_ACTION ITEM_: Which lines of the entries contain the word "code"? Please list them.

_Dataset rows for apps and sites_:
===============

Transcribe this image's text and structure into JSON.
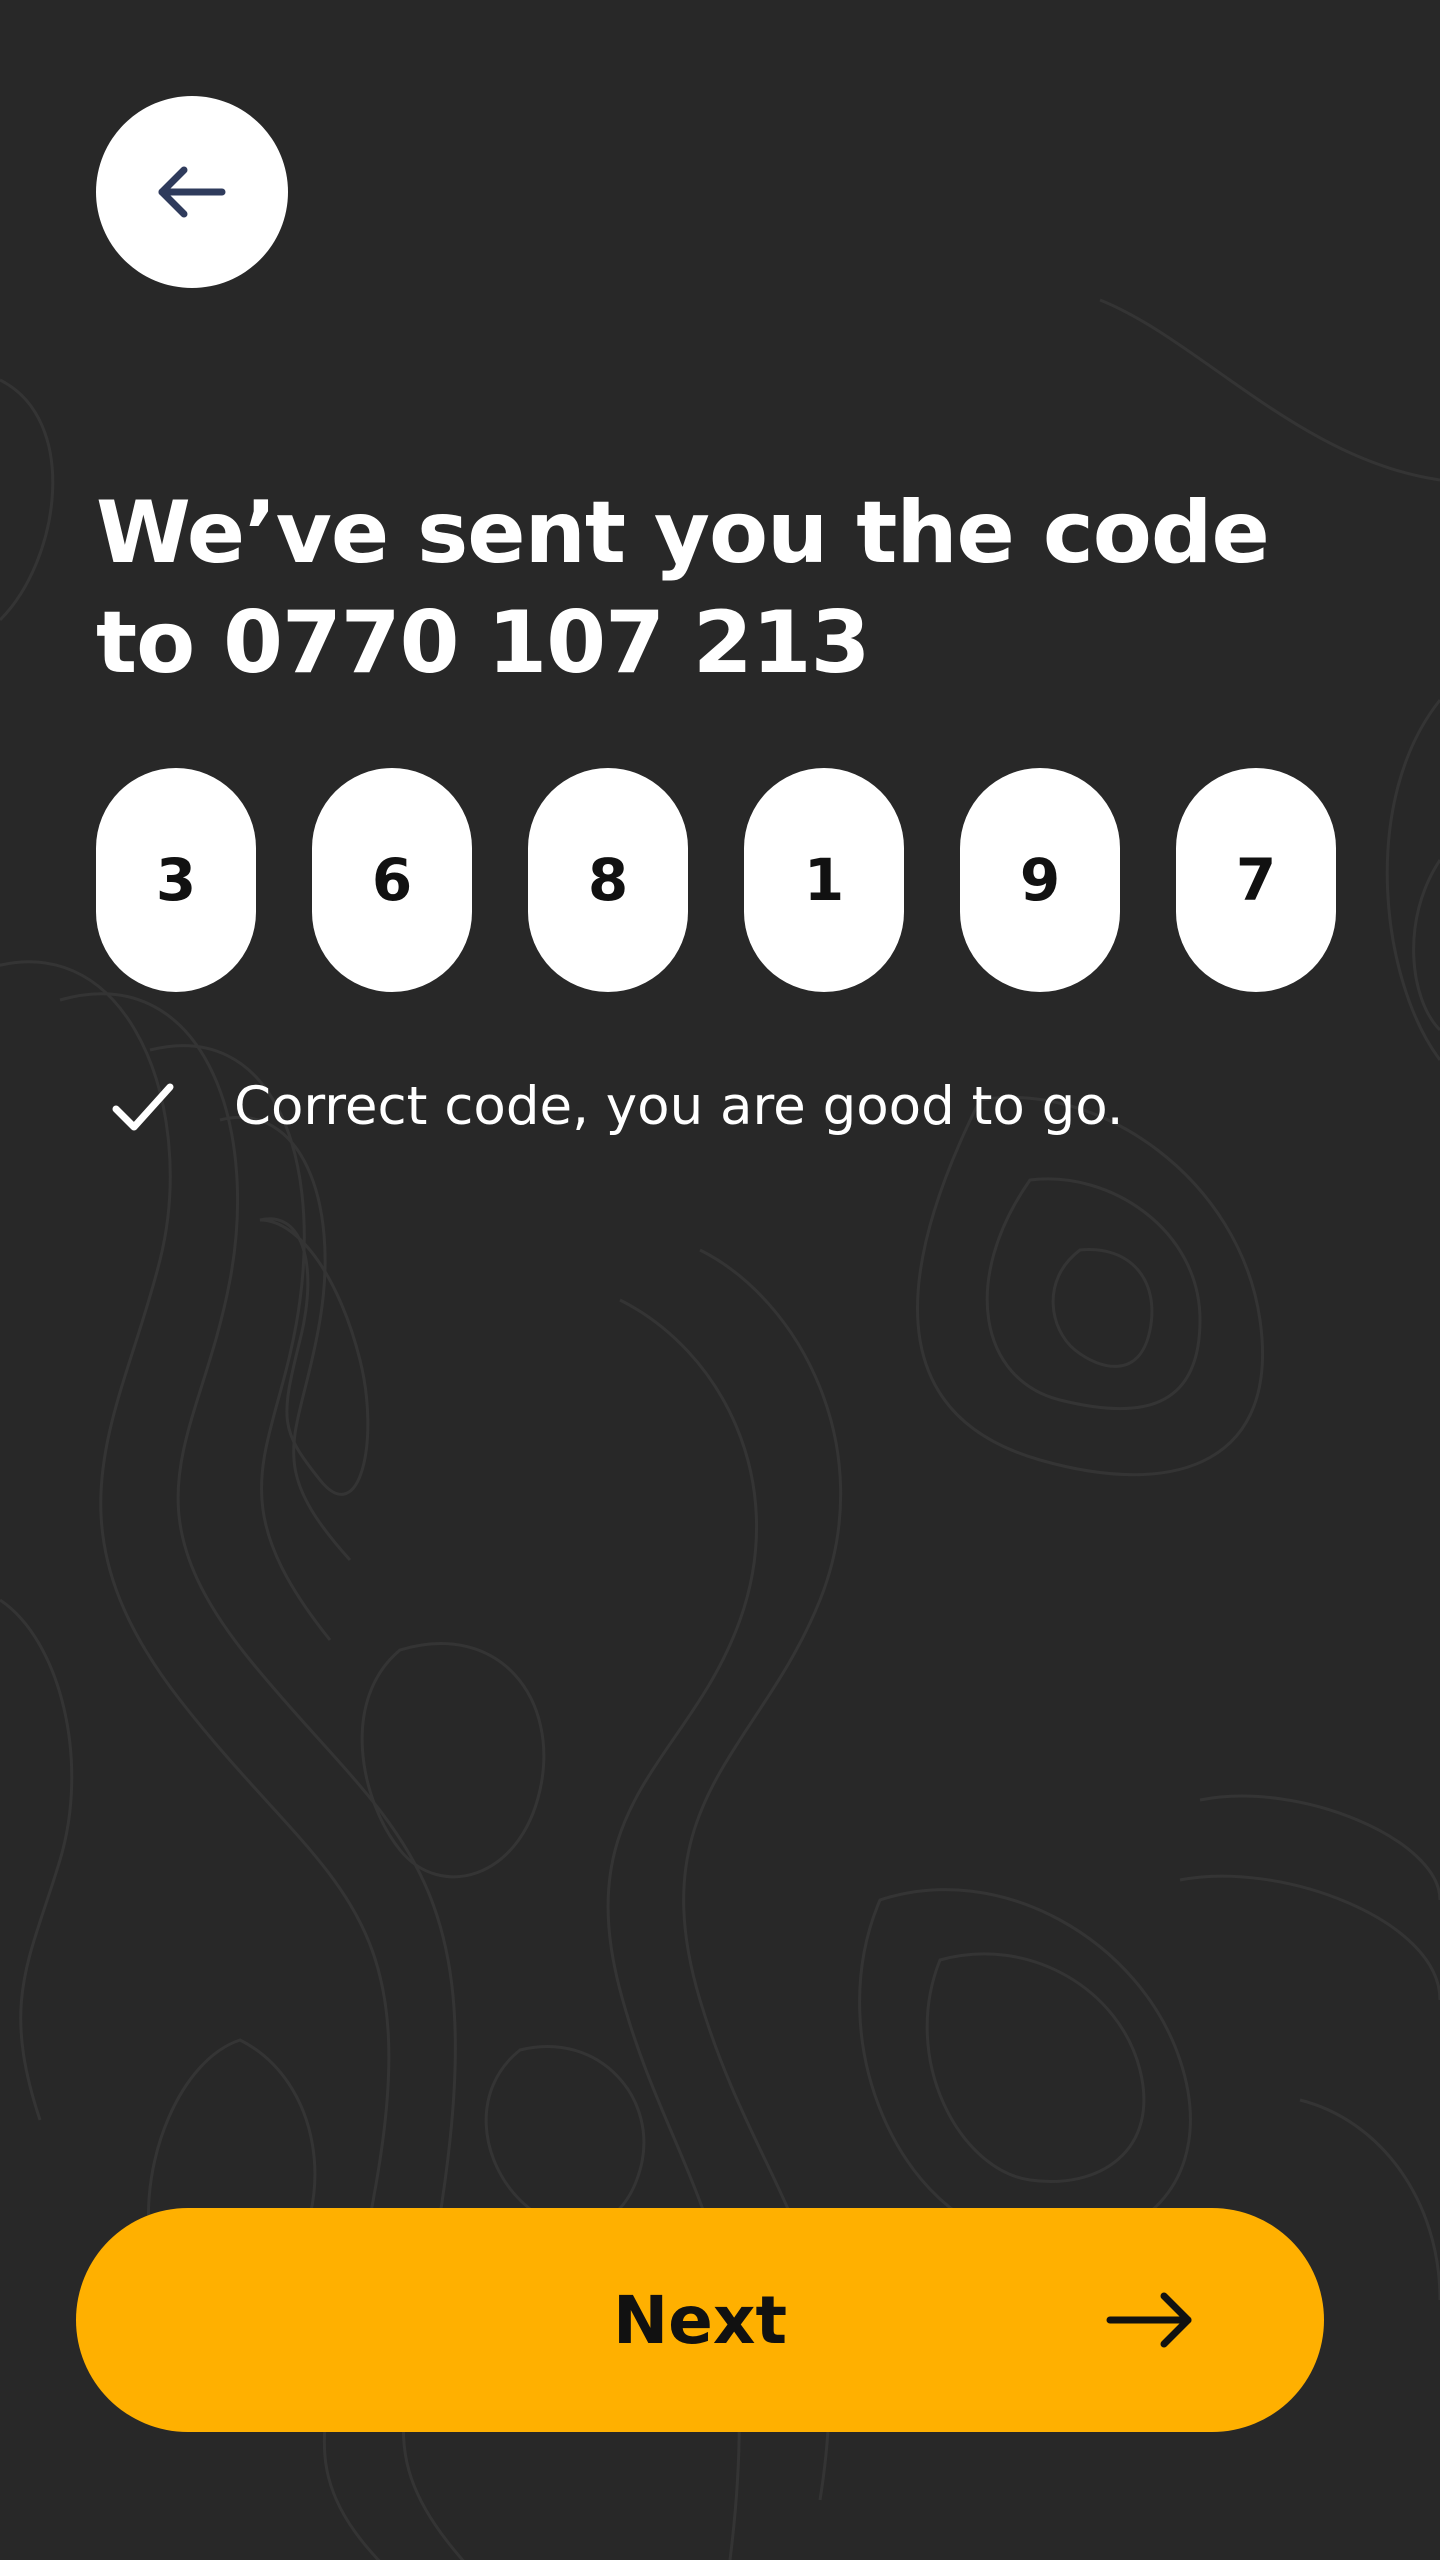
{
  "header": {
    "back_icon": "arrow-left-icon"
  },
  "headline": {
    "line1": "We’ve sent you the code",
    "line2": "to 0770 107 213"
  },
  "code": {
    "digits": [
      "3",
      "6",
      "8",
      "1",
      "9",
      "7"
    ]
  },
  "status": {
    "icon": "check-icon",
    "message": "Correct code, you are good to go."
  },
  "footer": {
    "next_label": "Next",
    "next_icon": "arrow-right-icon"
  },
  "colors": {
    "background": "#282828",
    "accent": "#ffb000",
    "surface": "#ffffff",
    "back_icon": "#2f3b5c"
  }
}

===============

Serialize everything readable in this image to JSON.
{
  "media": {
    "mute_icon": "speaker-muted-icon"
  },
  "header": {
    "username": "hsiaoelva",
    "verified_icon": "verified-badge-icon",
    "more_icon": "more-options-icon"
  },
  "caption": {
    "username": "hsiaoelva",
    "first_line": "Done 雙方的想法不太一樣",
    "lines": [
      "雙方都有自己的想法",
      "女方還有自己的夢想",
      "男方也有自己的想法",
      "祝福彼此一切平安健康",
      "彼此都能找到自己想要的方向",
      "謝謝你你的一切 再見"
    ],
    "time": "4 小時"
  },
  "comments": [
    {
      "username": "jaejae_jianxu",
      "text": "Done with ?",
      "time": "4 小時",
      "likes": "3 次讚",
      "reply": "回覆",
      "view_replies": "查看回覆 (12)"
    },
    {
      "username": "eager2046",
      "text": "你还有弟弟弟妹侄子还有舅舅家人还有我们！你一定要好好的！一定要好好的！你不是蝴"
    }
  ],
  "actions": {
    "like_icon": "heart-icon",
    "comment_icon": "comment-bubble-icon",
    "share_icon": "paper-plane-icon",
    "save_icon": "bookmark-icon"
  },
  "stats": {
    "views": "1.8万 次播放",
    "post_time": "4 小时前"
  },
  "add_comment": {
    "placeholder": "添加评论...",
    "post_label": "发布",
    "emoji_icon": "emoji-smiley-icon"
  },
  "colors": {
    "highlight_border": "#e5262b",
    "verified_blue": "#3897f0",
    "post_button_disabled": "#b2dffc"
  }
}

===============

_RESPONSE TO THIS EXERCISE_:
    "line1": "We’ve sent you the code",
  "code": {
    "message": "Correct code, you are good to go."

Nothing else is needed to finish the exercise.